A brand is the set of expectations, memories, stories, and relationships that taken together, account for a consumer’s decision to choose one product or service over the other.
Chapter 6 – Make it happen
Steps to develop your product and service offering, pricing products and services, writing web copy, getting a website, positioning yourself as an expert and setting your brand apart with photography are things you will learn from this chapter. There is also information on creating a look book. Prior to reading this book I had no idea what a look book was. In fact I had never heard the term before. Look books show off what your brands look like. They use high quality lifestyle photography and models to showcase products. A look book isn’t a catalogue, rather it’s about creating an atmosphere that shows the look of a product in it’s natural surrounding.
Chapter 7 – Promote your work
This is a good primer for marketing.
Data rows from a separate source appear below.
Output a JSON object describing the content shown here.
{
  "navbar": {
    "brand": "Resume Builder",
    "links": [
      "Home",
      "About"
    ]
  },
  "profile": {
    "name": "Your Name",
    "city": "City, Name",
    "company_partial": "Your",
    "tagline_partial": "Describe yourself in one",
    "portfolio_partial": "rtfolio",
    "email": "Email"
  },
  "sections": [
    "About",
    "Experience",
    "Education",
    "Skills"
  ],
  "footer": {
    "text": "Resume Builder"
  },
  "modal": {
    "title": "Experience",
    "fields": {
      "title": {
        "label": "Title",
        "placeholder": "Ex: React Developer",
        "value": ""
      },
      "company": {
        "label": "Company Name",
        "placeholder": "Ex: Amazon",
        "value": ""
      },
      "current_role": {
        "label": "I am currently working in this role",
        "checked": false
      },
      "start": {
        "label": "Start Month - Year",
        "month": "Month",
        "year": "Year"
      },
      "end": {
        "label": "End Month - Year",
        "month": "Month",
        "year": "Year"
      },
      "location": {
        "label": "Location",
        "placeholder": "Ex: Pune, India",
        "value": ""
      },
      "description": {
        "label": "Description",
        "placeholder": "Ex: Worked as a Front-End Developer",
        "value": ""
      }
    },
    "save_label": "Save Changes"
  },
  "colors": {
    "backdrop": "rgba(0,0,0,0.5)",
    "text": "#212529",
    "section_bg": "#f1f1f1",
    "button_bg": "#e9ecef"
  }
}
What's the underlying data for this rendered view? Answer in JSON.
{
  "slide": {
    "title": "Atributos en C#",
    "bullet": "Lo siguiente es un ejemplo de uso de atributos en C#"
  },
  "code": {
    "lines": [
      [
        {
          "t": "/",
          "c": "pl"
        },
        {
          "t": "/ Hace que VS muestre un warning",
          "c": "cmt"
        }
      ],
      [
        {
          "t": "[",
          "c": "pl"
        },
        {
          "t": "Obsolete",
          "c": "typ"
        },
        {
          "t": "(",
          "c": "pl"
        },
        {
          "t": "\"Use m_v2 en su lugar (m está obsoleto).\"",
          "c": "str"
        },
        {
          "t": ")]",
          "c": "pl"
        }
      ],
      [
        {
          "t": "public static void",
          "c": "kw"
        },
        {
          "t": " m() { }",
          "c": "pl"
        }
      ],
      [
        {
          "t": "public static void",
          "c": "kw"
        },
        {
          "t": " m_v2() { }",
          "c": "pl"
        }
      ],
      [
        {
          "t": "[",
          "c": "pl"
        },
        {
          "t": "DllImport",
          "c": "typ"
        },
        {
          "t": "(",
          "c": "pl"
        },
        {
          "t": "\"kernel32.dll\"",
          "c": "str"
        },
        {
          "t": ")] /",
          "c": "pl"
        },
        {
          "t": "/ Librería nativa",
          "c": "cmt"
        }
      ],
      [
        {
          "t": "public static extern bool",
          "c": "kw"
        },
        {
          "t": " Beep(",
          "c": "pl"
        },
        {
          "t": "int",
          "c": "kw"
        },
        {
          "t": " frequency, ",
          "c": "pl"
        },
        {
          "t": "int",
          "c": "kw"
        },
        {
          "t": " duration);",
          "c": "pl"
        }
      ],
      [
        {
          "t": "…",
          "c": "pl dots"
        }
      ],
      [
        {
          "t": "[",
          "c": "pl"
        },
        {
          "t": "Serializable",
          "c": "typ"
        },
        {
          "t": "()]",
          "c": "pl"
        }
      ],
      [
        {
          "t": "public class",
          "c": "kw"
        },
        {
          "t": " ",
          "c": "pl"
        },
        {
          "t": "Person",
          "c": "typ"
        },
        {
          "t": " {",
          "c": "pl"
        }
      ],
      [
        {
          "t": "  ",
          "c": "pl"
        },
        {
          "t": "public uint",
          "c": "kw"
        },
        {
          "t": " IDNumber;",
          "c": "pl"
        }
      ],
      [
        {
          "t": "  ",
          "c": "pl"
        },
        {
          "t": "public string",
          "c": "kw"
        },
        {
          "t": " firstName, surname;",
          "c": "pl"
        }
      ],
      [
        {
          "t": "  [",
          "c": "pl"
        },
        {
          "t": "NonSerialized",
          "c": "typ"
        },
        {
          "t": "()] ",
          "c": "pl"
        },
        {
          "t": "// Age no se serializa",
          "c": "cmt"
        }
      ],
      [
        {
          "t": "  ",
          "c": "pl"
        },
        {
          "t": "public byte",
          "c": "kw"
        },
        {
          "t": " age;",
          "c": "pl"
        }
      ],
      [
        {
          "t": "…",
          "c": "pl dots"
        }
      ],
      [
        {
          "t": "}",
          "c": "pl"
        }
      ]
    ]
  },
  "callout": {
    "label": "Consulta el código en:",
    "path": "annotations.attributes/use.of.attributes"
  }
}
Isa starts out by differentiating between marketing and PR. Following this are some key lessons on various aspects of marketing such as :
• Developing an elevator pitch
• Defining your target market
• Connecting and engaging with people
• Press and media kits
• How to get published
• Employing a PR company
• Launch strategy
• Writing a one page marketing plan
• Using newsletters
• Starting a blog
• Content marketing
• Social media outreach
Chapter 8 – Grow your business
You don’t have to stay small and this chapter is all about where you want to take your business next. It deals with some issues involved in not only growing a business but also managing a larger business. If you want to scale up your business, some of the questions you will have to consider based on Isa’s advice are:
• How do you maintain your business vision as the business changes?
• Do you want to stay local or go global?
• What are your long term goals?
• How can you collaborate with other creative entrepreneurs?
• If you decide to expand, how can you expand with intent by staying in tune with your original purpose of the business?
• When do you need to lease physical space?
• What’s involved in building a team?
• How do you find and hire the right employees?
All these questions Isa tries to answer, in addition to discussing how to create a company culture, delegation and being clear about the type of entrepreneur leader you want to be.
Chapter 9 – life as an entrepreneur
This is the last chapter and it has a befitting title which made me ask myself, what is life as an entrepreneur really like? I was hoping Isa would provide some clues in this chapter and she does. She starts off shattering some of the myths normally associated with entrepreneurs, which are:
1. You will make lots of money – not necessarily
2. You will have lots of spare time – you might set your own schedule, but end up working all the time.
3. You will have creative control – this might not be the case as you will have to take available jobs to earn money.
A couple of crucial points that a business owner must keep in mind are also discussed which are quite important and they are:
• How to Stay balanced, focused and effective
• How to get things done
• Managing perfection
• Facing fears
• Setting boundaries
I did enjoy going through this book and reading the honest stories from contributing entrepreneurs was really refreshing. Putting aside all the hype about entrepreneurship, building a business can be a tough job, but following some of the information Isa provides here can make the process more managable.
Start something lesson
This is a book with lots of great business advice, but two areas stood out for me, the chapters on branding and marketing.
On branding I learnt:
• Branding is everything about a business that communicates a message to potential customers.
• A brand is a reflection of what the business stands for.
• Customer service is important to branding.
• Identifying what makes your business unique will strengthen your brand.
On marketing I learnt:
• The differences between marketing and PR.
• The importance of storytelling.
• How to create a one-page marketing plan.
• Using the content triangle to plan social media marketing.